One notable difference is the 'auto=start' line. This will immediately start the tunnel when ipsec is started on the laptop, eg,

systemctl start ipsec

When ipsec is started, progress should be monitored via

tail -f /var/log/secure

The thing to look for is a line like this:

Mar 9 15:46:50 datium pluto[16260]: "road"[1] #17:
STATE_MAIN_R3: sent MR3, ISAKMP SA established {auth=RSA_SIG
cipher=aes_256 integ=sha group=MODP2048}

which says that SA is established for the "road" connection.

Router firewall & iptables

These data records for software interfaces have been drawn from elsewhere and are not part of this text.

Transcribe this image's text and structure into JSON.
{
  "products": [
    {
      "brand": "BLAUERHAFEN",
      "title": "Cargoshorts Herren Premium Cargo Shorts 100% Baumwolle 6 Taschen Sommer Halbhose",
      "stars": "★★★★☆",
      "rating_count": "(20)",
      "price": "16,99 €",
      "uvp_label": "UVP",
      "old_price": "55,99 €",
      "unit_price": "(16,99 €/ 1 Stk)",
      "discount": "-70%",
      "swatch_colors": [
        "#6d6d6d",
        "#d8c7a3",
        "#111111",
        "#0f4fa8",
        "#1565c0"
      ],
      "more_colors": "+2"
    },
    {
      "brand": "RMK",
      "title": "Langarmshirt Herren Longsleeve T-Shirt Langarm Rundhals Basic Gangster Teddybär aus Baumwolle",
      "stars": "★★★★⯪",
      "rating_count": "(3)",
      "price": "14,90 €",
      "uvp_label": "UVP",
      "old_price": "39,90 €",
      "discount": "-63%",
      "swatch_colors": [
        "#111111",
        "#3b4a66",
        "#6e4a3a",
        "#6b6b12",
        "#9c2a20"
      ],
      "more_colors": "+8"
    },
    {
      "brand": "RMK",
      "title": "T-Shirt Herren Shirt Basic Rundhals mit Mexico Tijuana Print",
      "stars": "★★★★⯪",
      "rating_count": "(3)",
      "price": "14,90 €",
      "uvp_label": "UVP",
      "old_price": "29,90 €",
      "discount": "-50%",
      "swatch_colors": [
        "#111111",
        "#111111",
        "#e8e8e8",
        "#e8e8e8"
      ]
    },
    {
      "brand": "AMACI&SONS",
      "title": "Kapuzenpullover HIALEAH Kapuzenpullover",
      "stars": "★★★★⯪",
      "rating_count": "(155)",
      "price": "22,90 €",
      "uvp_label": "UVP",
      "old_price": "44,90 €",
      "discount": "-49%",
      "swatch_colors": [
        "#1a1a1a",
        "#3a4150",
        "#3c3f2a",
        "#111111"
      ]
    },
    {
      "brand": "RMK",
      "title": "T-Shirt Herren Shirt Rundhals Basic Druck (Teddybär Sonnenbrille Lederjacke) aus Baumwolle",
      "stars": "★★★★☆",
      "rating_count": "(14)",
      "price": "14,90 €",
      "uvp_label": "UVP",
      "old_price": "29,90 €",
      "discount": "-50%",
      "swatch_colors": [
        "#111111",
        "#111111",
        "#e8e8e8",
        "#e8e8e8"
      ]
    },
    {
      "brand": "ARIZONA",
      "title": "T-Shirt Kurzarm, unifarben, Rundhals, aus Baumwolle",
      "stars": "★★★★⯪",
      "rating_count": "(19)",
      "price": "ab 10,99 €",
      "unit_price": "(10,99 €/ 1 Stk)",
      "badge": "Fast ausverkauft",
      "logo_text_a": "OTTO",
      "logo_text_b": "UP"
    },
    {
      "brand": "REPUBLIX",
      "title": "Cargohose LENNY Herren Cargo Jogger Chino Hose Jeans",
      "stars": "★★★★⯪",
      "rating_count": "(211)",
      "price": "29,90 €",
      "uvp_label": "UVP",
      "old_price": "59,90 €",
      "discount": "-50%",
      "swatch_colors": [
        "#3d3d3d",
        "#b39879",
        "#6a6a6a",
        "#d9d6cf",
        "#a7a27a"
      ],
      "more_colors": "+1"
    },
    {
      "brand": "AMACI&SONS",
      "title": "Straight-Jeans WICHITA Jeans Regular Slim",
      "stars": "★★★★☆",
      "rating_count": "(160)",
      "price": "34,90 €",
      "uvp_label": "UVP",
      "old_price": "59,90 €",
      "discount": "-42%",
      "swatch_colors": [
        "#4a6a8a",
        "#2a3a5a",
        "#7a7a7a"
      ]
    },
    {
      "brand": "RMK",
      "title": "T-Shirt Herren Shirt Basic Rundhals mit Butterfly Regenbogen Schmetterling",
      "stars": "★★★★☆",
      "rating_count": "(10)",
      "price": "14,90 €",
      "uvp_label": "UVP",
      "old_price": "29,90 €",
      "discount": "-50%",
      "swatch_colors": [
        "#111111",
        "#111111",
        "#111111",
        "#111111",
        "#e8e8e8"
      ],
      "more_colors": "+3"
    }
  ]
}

Port 500/UDP must be passed thru by the router to the gateway machine so that the setup authentication can succeed. The iptables rules on the gateway machine must not NAT packets for the remote network. In general, the gateway machine doesn't need to do any NAT'ing at all, but if it does, destinations at the remote network must be excluded.

When these configurations are complete, restart the ipsec service at both ends

systemctl enable ipsec

systemctl start ipsec

Then start the tunnel (from one end)

ipsec auto --up datix-dino

DNS requirements

Assume DNS and named are working correctly on both networks:

datium -

octopus -

For machines on either LAN to resolve names on the other, the DNS tables must be augmented to forward requests to the opposite named server, eg, on datium, edit /etc/named.conf to add a new zone:

zone "dino.lan" {

type forward;

forward only;

forwarders {; };


and edit /etc/resolv.conf (on datium) to search both domains:

domain datix.lan.

search datix.lan dino.lan


With both of these changes, a name, say, dainty, will be expanded to dainty.dino.lan and a lookup will be forwarded to which can resolve it.

Corresponding changes on both datium and octopus are required, for symmetry.

For roadwarrior operation, some edits are necessary.

- the roadwarrior will acquire an /etc/resolv.conf setup that is ignorant of the remote LAN. It should be edited to say:

search datix.lan.


- the named-chroot server on datium must allow DNS requests from whatever IP the roadwarrior happens to be using. Assuming that with any reasonable dynamic IP configuration, the laptop will be assigned an IP from the private range, I have modified datium's /etc/named.conf to allow all such requests, ie,

allow-query {; 192.168/16;; };

With this setup, all DNS lookups will be provided by datium when the roadwarrior tunnel is operating, to the exclusion of whatever services the local connections had provided.